» Exercise details
Retype the whole listing verbatim and keep the pictures out of it.

——————

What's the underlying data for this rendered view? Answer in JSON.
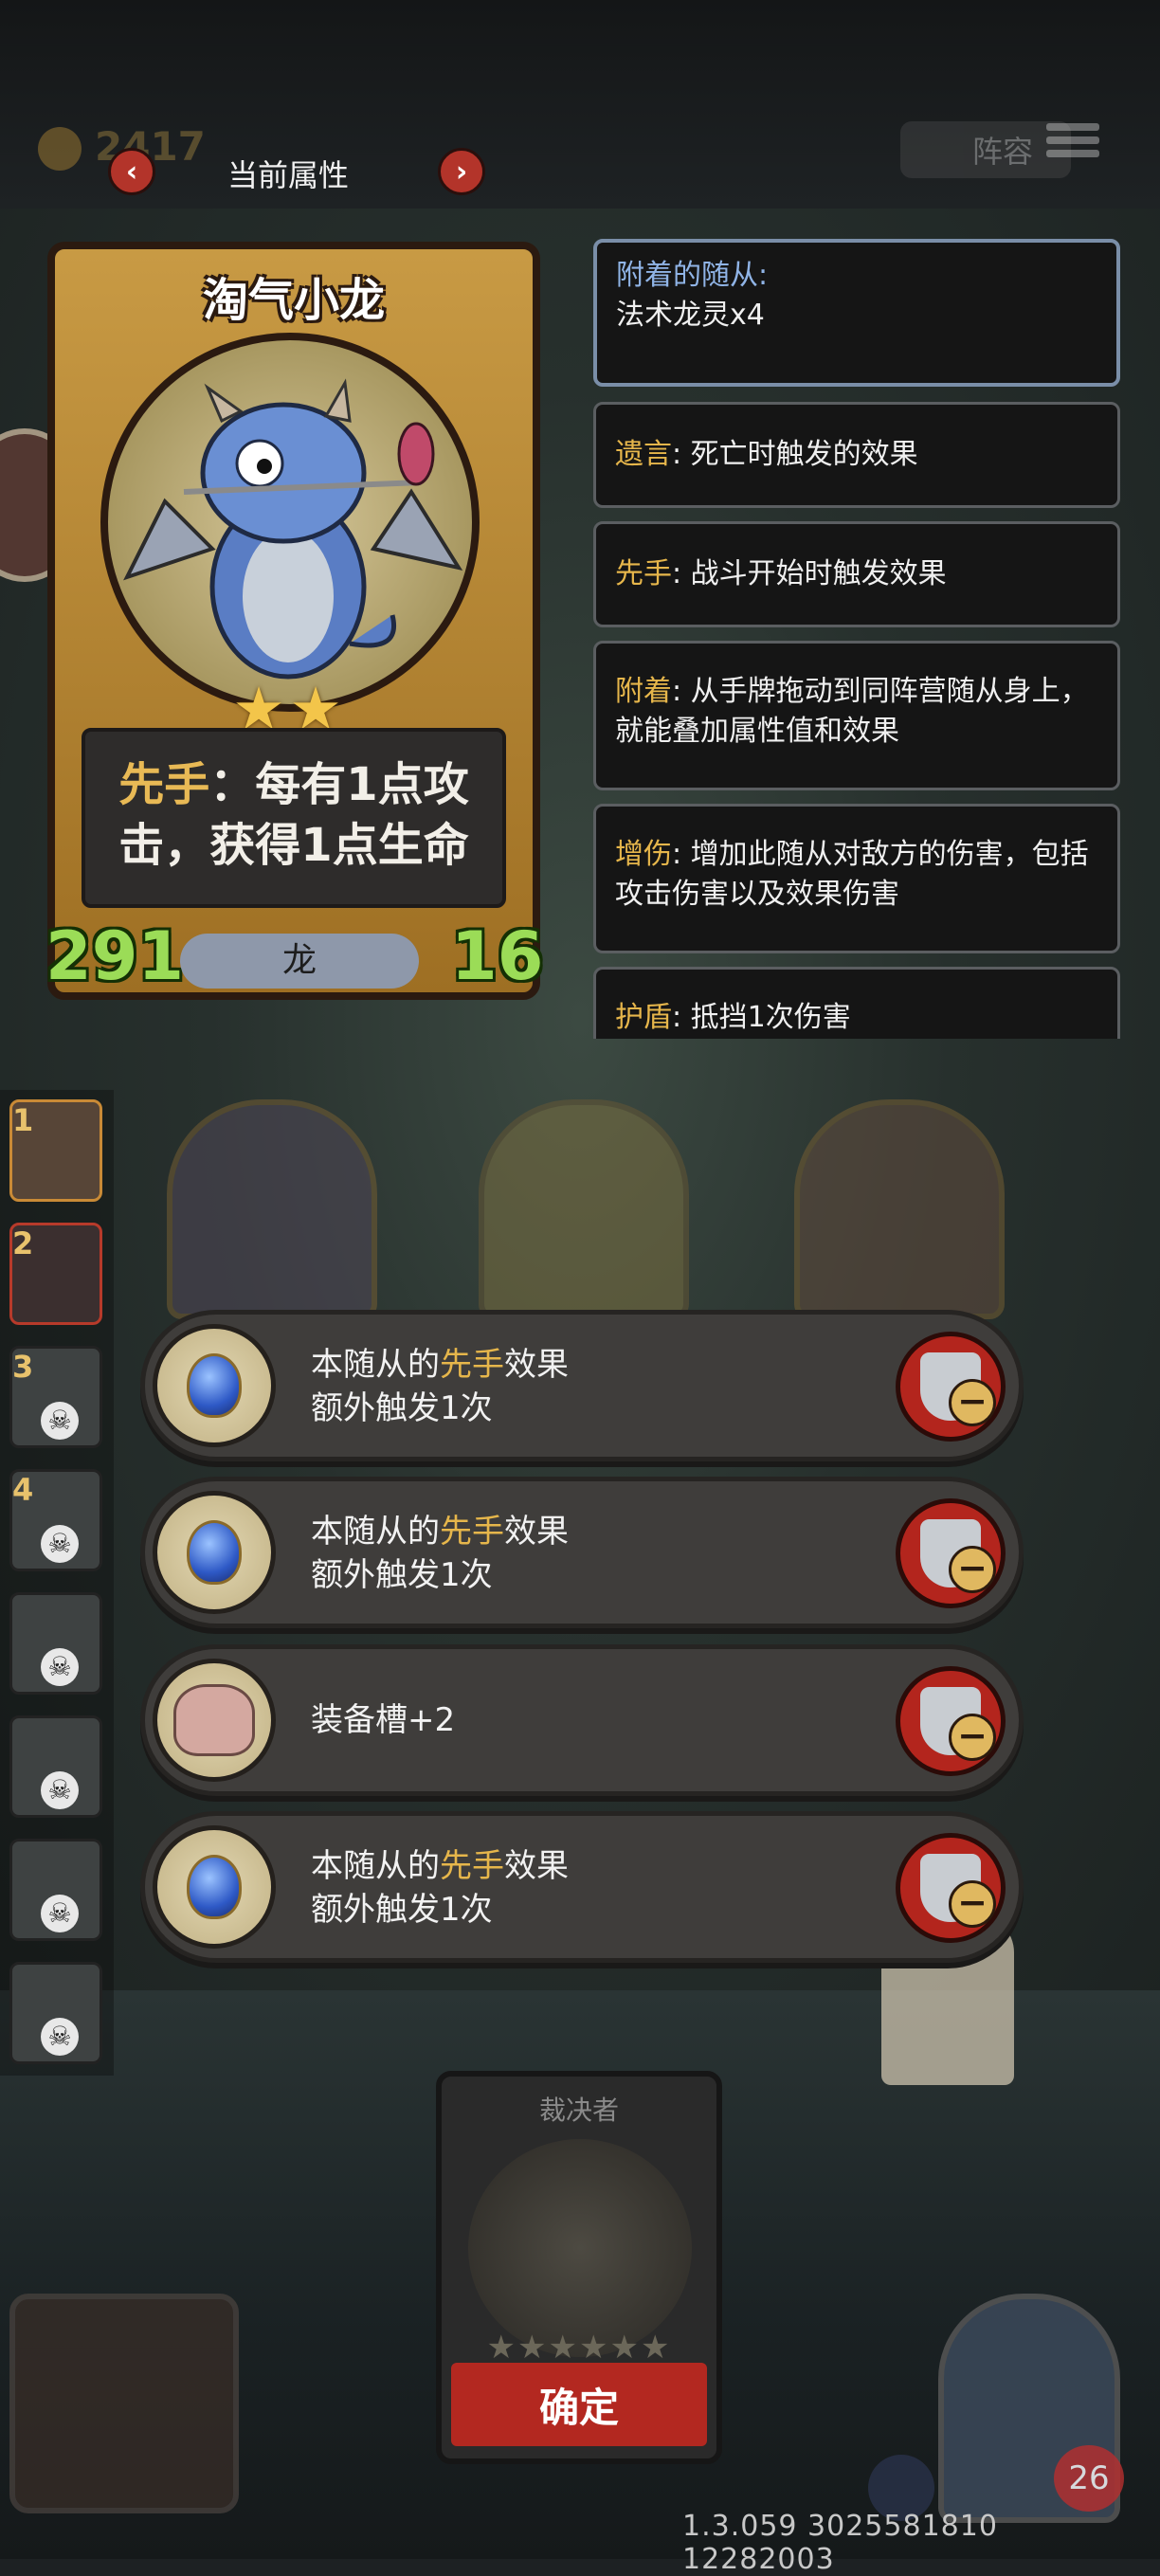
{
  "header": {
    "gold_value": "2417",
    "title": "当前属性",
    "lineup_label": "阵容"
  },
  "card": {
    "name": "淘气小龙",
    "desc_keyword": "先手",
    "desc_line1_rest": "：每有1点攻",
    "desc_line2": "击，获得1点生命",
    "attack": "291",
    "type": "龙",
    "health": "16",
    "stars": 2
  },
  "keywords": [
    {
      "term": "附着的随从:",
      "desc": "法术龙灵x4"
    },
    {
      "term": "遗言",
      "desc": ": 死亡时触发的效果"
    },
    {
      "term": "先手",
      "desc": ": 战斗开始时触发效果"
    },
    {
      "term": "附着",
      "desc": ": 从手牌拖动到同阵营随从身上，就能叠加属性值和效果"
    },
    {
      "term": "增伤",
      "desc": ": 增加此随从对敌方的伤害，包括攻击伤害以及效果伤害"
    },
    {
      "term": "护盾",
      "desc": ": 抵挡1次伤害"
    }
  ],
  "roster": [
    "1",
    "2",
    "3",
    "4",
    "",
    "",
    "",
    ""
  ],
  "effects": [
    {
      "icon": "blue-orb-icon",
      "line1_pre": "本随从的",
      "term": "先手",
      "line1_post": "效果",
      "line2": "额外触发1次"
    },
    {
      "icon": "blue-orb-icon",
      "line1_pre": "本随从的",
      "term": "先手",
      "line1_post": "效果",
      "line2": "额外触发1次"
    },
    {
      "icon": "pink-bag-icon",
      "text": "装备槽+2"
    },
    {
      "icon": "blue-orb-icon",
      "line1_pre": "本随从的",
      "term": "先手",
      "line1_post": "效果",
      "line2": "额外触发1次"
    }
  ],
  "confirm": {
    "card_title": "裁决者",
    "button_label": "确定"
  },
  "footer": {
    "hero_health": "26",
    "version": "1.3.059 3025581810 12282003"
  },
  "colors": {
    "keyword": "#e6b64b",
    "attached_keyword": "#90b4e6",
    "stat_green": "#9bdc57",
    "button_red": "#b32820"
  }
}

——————

» Written response
What's the underlying data for this rendered view? Answer in JSON.
{
  "header": {
    "gold_value": "2417",
    "title": "当前属性",
    "lineup_label": "阵容"
  },
  "card": {
    "name": "淘气小龙",
    "desc_keyword": "先手",
    "desc_line1_rest": "：每有1点攻",
    "desc_line2": "击，获得1点生命",
    "attack": "291",
    "type": "龙",
    "health": "16",
    "stars": 2
  },
  "keywords": [
    {
      "term": "附着的随从:",
      "desc": "法术龙灵x4"
    },
    {
      "term": "遗言",
      "desc": ": 死亡时触发的效果"
    },
    {
      "term": "先手",
      "desc": ": 战斗开始时触发效果"
    },
    {
      "term": "附着",
      "desc": ": 从手牌拖动到同阵营随从身上，就能叠加属性值和效果"
    },
    {
      "term": "增伤",
      "desc": ": 增加此随从对敌方的伤害，包括攻击伤害以及效果伤害"
    },
    {
      "term": "护盾",
      "desc": ": 抵挡1次伤害"
    }
  ],
  "roster": [
    "1",
    "2",
    "3",
    "4",
    "",
    "",
    "",
    ""
  ],
  "effects": [
    {
      "icon": "blue-orb-icon",
      "line1_pre": "本随从的",
      "term": "先手",
      "line1_post": "效果",
      "line2": "额外触发1次"
    },
    {
      "icon": "blue-orb-icon",
      "line1_pre": "本随从的",
      "term": "先手",
      "line1_post": "效果",
      "line2": "额外触发1次"
    },
    {
      "icon": "pink-bag-icon",
      "text": "装备槽+2"
    },
    {
      "icon": "blue-orb-icon",
      "line1_pre": "本随从的",
      "term": "先手",
      "line1_post": "效果",
      "line2": "额外触发1次"
    }
  ],
  "confirm": {
    "card_title": "裁决者",
    "button_label": "确定"
  },
  "footer": {
    "hero_health": "26",
    "version": "1.3.059 3025581810 12282003"
  },
  "colors": {
    "keyword": "#e6b64b",
    "attached_keyword": "#90b4e6",
    "stat_green": "#9bdc57",
    "button_red": "#b32820"
  }
}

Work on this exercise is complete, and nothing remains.